With the notable exception of Sterling, which fell sharply following the Bank of England’s first interest rate hike in ten years, the major G10 currencies traded in fairly narrow ranges last week.

he appointment of Jerome Powell as chair of the Federal Reserve seemed to have a soothing effect, as Mr. Powell is regarded as a consensus-building policy maker that will provide continuity and largely follow Janet Yellen’s policies. The headlines from Catalonia seemed to be less dramatic, the US payrolls report remained affected by the hurricanes, and currency markets generally saw little reason to change any of the recent narratives.

Consequently, all G10 currencies ended the week within 1% of where they had started it. In emerging markets we had another sharp move lower in the Turkish Lira, where inflation continues to rise while political pressure prevents the central bank from reacting appropriately.

This week looks fairly light on the data front. Focus will be elsewhere, particularly on the developing details of the US tax plan and the Brexit negotiations.

Major currencies in detail


We saw a clear case of ‘buy the rumour, sell the news’ around the Bank of England interest rate hike on Thursday.

The Pound had rallied since the summer as markets priced in the move with a higher degree of certainty, but the aftermath of the actual hike was unpleasant for Sterling. Traders focused on the removal of the statement that rates may need to rise more than the markets expect. We note that the forward projections for growth and inflation remained almost unchanged, and that Governor Carney stated that at least two more hikes will be needed. We think that the sell-off in Sterling is overdone.

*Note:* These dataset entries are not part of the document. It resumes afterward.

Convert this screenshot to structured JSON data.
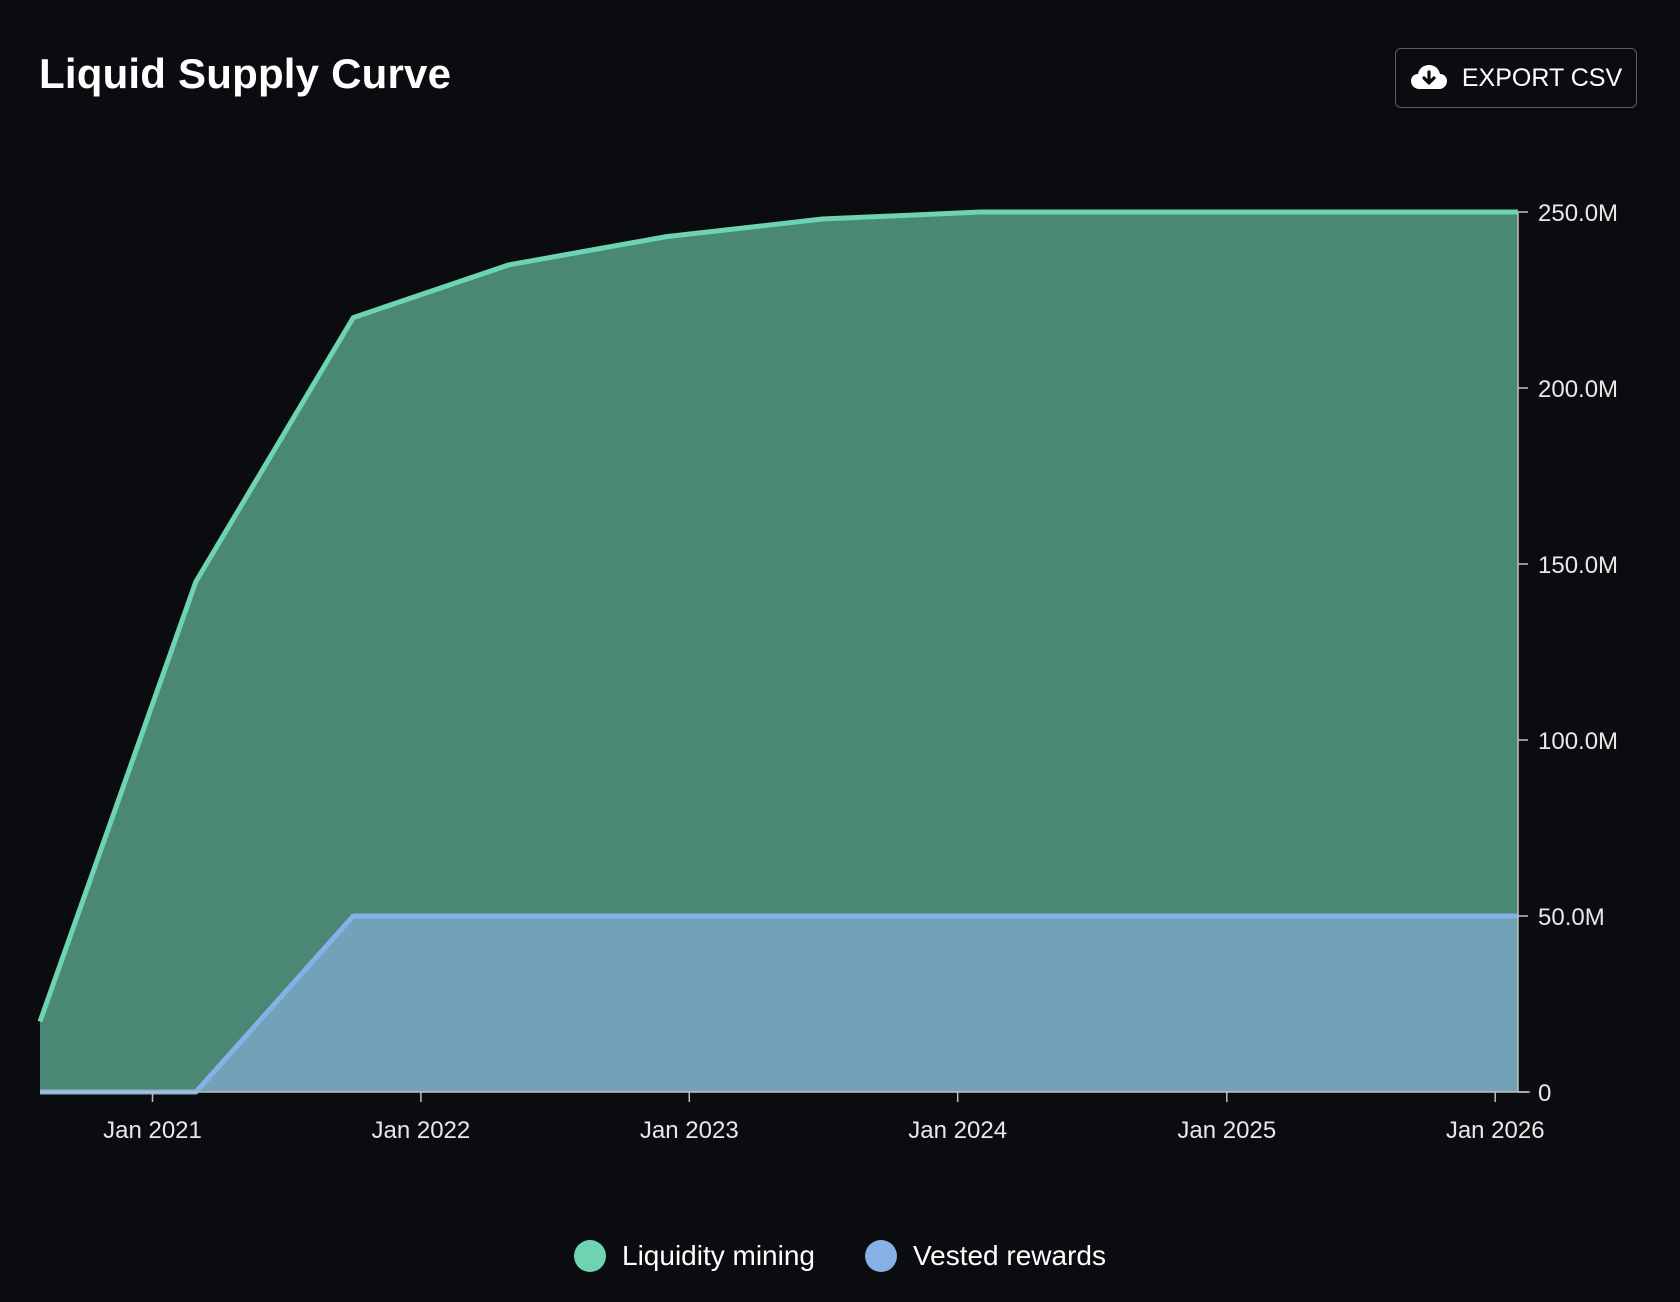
{
  "header": {
    "title": "Liquid Supply Curve",
    "export_label": "EXPORT CSV",
    "export_icon": "cloud-download-icon"
  },
  "colors": {
    "background": "#0a0c0f",
    "liquidity_line": "#6dd3b0",
    "liquidity_fill": "#4a8775",
    "vested_line": "#86b1e6",
    "vested_fill": "#72a2b8",
    "axis": "#bfbfbf"
  },
  "chart_data": {
    "type": "area",
    "stacked": true,
    "x_type": "date",
    "x": [
      "2020-08-01",
      "2021-03-01",
      "2021-10-01",
      "2022-05-01",
      "2022-12-01",
      "2023-07-01",
      "2024-02-01",
      "2024-09-01",
      "2025-04-01",
      "2025-11-01",
      "2026-02-01"
    ],
    "series": [
      {
        "name": "Vested rewards",
        "values": [
          0,
          0,
          50000000,
          50000000,
          50000000,
          50000000,
          50000000,
          50000000,
          50000000,
          50000000,
          50000000
        ]
      },
      {
        "name": "Liquidity mining",
        "values": [
          20000000,
          145000000,
          170000000,
          185000000,
          193000000,
          198000000,
          200000000,
          200000000,
          200000000,
          200000000,
          200000000
        ]
      }
    ],
    "x_ticks": [
      "Jan 2021",
      "Jan 2022",
      "Jan 2023",
      "Jan 2024",
      "Jan 2025",
      "Jan 2026"
    ],
    "x_tick_dates": [
      "2021-01-01",
      "2022-01-01",
      "2023-01-01",
      "2024-01-01",
      "2025-01-01",
      "2026-01-01"
    ],
    "y_ticks": [
      "0",
      "50.0M",
      "100.0M",
      "150.0M",
      "200.0M",
      "250.0M"
    ],
    "y_tick_values": [
      0,
      50000000,
      100000000,
      150000000,
      200000000,
      250000000
    ],
    "x_range": [
      "2020-08-01",
      "2026-02-01"
    ],
    "ylim": [
      0,
      250000000
    ],
    "y_axis_position": "right",
    "grid": false,
    "legend_position": "bottom-center"
  },
  "legend": {
    "items": [
      {
        "label": "Liquidity mining",
        "color": "#6dd3b0"
      },
      {
        "label": "Vested rewards",
        "color": "#86b1e6"
      }
    ]
  }
}
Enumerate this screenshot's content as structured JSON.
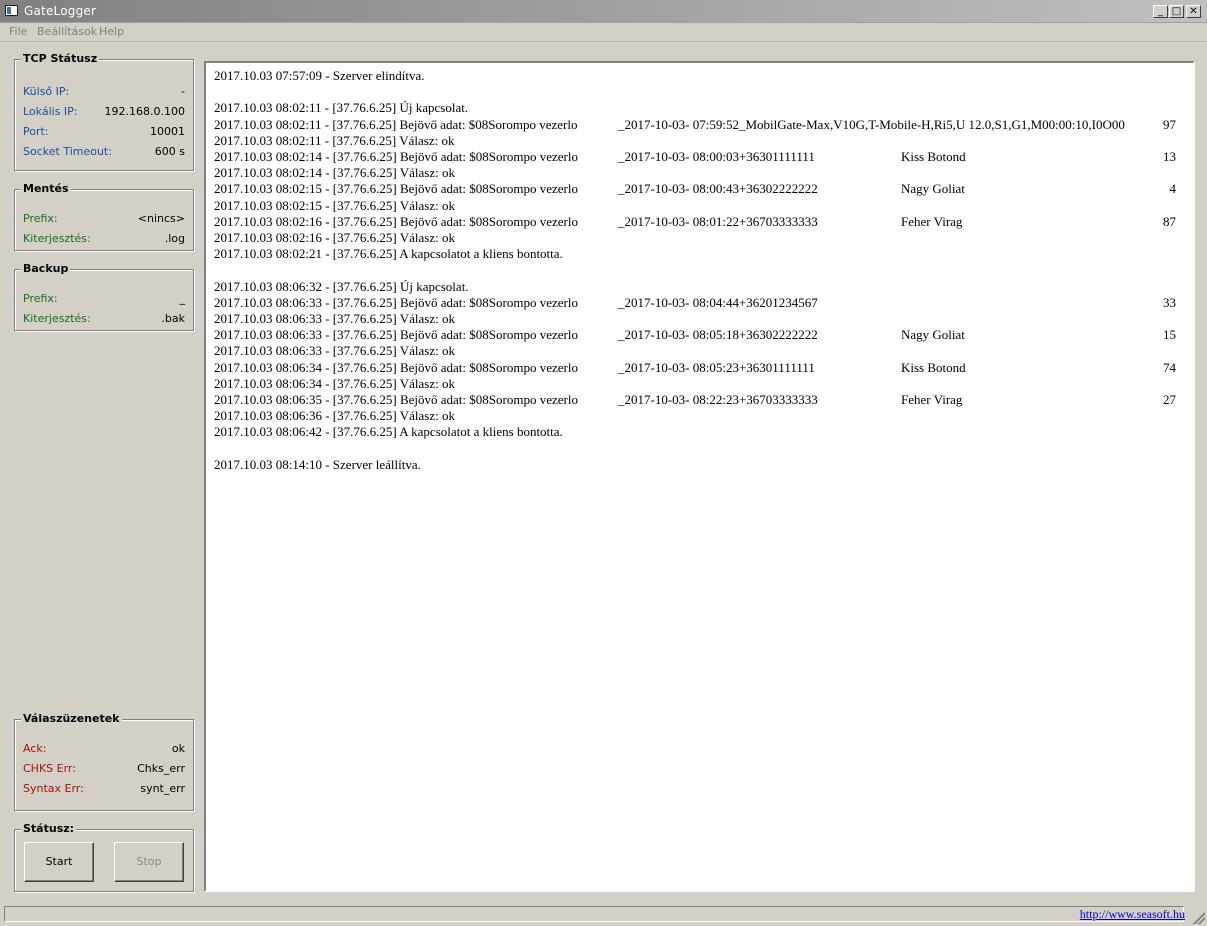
{
  "window": {
    "title": "GateLogger",
    "buttons": {
      "minimize": "_",
      "maximize": "□",
      "close": "✕"
    }
  },
  "menu": [
    "File",
    "Beállítások",
    "Help"
  ],
  "tcp_status": {
    "title": "TCP Státusz",
    "rows": [
      {
        "label": "Külső IP:",
        "value": "-"
      },
      {
        "label": "Lokális IP:",
        "value": "192.168.0.100"
      },
      {
        "label": "Port:",
        "value": "10001"
      },
      {
        "label": "Socket Timeout:",
        "value": "600 s"
      }
    ]
  },
  "mentes": {
    "title": "Mentés",
    "rows": [
      {
        "label": "Prefix:",
        "value": "<nincs>"
      },
      {
        "label": "Kiterjesztés:",
        "value": ".log"
      }
    ]
  },
  "backup": {
    "title": "Backup",
    "rows": [
      {
        "label": "Prefix:",
        "value": "_"
      },
      {
        "label": "Kiterjesztés:",
        "value": ".bak"
      }
    ]
  },
  "valaszuzenetek": {
    "title": "Válaszüzenetek",
    "rows": [
      {
        "label": "Ack:",
        "value": "ok"
      },
      {
        "label": "CHKS Err:",
        "value": "Chks_err"
      },
      {
        "label": "Syntax Err:",
        "value": "synt_err"
      }
    ]
  },
  "status": {
    "title": "Státusz:",
    "start_label": "Start",
    "stop_label": "Stop"
  },
  "log_lines": [
    {
      "text": "2017.10.03 07:57:09 - Szerver elindítva."
    },
    {
      "text": ""
    },
    {
      "text": "2017.10.03 08:02:11 - [37.76.6.25] Új kapcsolat."
    },
    {
      "text": "2017.10.03 08:02:11 - [37.76.6.25] Bejövő adat: $08Sorompo vezerlo",
      "c2": "_2017-10-03- 07:59:52_MobilGate-Max,V10G,T-Mobile-H,Ri5,U 12.0,S1,G1,M00:00:10,I0O00",
      "c4": "97"
    },
    {
      "text": "2017.10.03 08:02:11 - [37.76.6.25] Válasz: ok"
    },
    {
      "text": "2017.10.03 08:02:14 - [37.76.6.25] Bejövő adat: $08Sorompo vezerlo",
      "c2": "_2017-10-03- 08:00:03+36301111111",
      "c3": "Kiss Botond",
      "c4": "13"
    },
    {
      "text": "2017.10.03 08:02:14 - [37.76.6.25] Válasz: ok"
    },
    {
      "text": "2017.10.03 08:02:15 - [37.76.6.25] Bejövő adat: $08Sorompo vezerlo",
      "c2": "_2017-10-03- 08:00:43+36302222222",
      "c3": "Nagy Goliat",
      "c4": "4"
    },
    {
      "text": "2017.10.03 08:02:15 - [37.76.6.25] Válasz: ok"
    },
    {
      "text": "2017.10.03 08:02:16 - [37.76.6.25] Bejövő adat: $08Sorompo vezerlo",
      "c2": "_2017-10-03- 08:01:22+36703333333",
      "c3": "Feher Virag",
      "c4": "87"
    },
    {
      "text": "2017.10.03 08:02:16 - [37.76.6.25] Válasz: ok"
    },
    {
      "text": "2017.10.03 08:02:21 - [37.76.6.25] A kapcsolatot a kliens bontotta."
    },
    {
      "text": ""
    },
    {
      "text": "2017.10.03 08:06:32 - [37.76.6.25] Új kapcsolat."
    },
    {
      "text": "2017.10.03 08:06:33 - [37.76.6.25] Bejövő adat: $08Sorompo vezerlo",
      "c2": "_2017-10-03- 08:04:44+36201234567",
      "c4": "33"
    },
    {
      "text": "2017.10.03 08:06:33 - [37.76.6.25] Válasz: ok"
    },
    {
      "text": "2017.10.03 08:06:33 - [37.76.6.25] Bejövő adat: $08Sorompo vezerlo",
      "c2": "_2017-10-03- 08:05:18+36302222222",
      "c3": "Nagy Goliat",
      "c4": "15"
    },
    {
      "text": "2017.10.03 08:06:33 - [37.76.6.25] Válasz: ok"
    },
    {
      "text": "2017.10.03 08:06:34 - [37.76.6.25] Bejövő adat: $08Sorompo vezerlo",
      "c2": "_2017-10-03- 08:05:23+36301111111",
      "c3": "Kiss Botond",
      "c4": "74"
    },
    {
      "text": "2017.10.03 08:06:34 - [37.76.6.25] Válasz: ok"
    },
    {
      "text": "2017.10.03 08:06:35 - [37.76.6.25] Bejövő adat: $08Sorompo vezerlo",
      "c2": "_2017-10-03- 08:22:23+36703333333",
      "c3": "Feher Virag",
      "c4": "27"
    },
    {
      "text": "2017.10.03 08:06:36 - [37.76.6.25] Válasz: ok"
    },
    {
      "text": "2017.10.03 08:06:42 - [37.76.6.25] A kapcsolatot a kliens bontotta."
    },
    {
      "text": ""
    },
    {
      "text": "2017.10.03 08:14:10 - Szerver leállítva."
    }
  ],
  "statusbar": {
    "link": "http://www.seasoft.hu"
  }
}
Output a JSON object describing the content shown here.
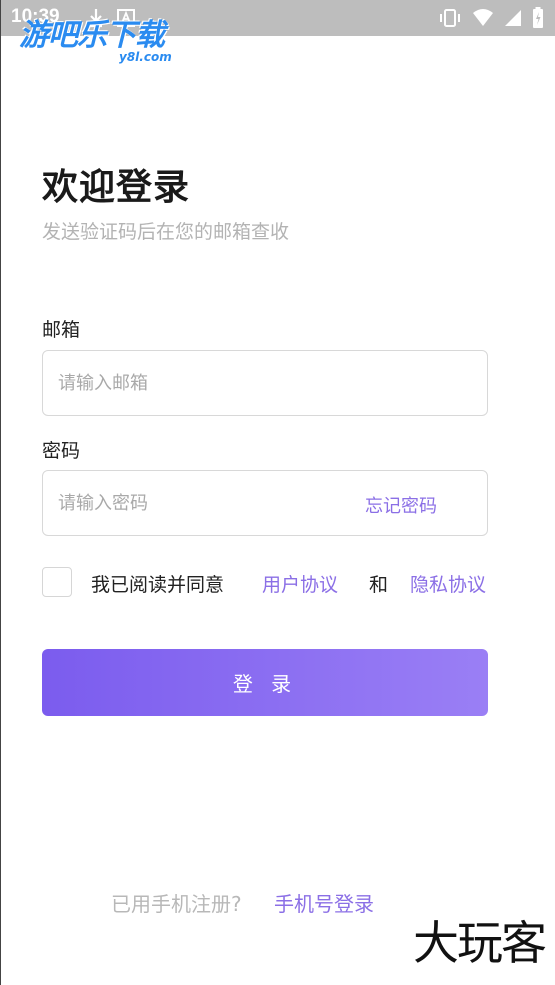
{
  "status_bar": {
    "time": "10:39"
  },
  "watermark": {
    "logo_text": "游吧乐下载",
    "logo_sub": "y8l.com",
    "corner_text": "大玩客"
  },
  "header": {
    "title": "欢迎登录",
    "subtitle": "发送验证码后在您的邮箱查收"
  },
  "form": {
    "email_label": "邮箱",
    "email_placeholder": "请输入邮箱",
    "email_value": "",
    "password_label": "密码",
    "password_placeholder": "请输入密码",
    "password_value": "",
    "forgot_label": "忘记密码"
  },
  "agreement": {
    "checked": false,
    "prefix": "我已阅读并同意",
    "user_agreement": "用户协议",
    "and": "和",
    "privacy_policy": "隐私协议"
  },
  "login_button": {
    "label": "登 录"
  },
  "footer": {
    "hint": "已用手机注册?",
    "phone_login": "手机号登录"
  },
  "colors": {
    "accent": "#8b6fe6",
    "button_start": "#7b5cee",
    "button_end": "#9a7ff5",
    "status_bar": "#bdbdbd"
  }
}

The very weak October flash inflation data out on Monday went largely unnoticed by the market. This lack of reaction is very puzzling. The headline number pulled back to 1.4% from 1.5% the month before. More worryingly, the core number, that strips out volatile components, dipped even further to 0.9% from 1.1%, back to the Spring lows. We expect the ECB to revise its forecasts for inflation even lower at its December meeting. Prospects for any hikes in the Eurozone keep receding further into the future and the rising rate differentials with the US should keep up the pressure on the common currency well into 2018.

This week is quiet on the economic front, and we expect the Euro to take its lead from news elsewhere.


Markets breathed with relief after the appointment of Jerome Powell as next Chairman of the Federal Reserve, which is expected to result in little change from Chair Yellen’s style of leadership and policy views. The Federal Reserve met last week but added very little information, signalling that the universally expected December hike is on track. The October payrolls report showed a strong bounce back in jobs and a drop in wages, both of which still reflect the impact of the hurricanes.

No first-tier data will be released this week. We think that focus will shift to the effects that the US tax cuts will have on an economy already near full employment. Overall we think this is a very bullish environment for the US Dollar.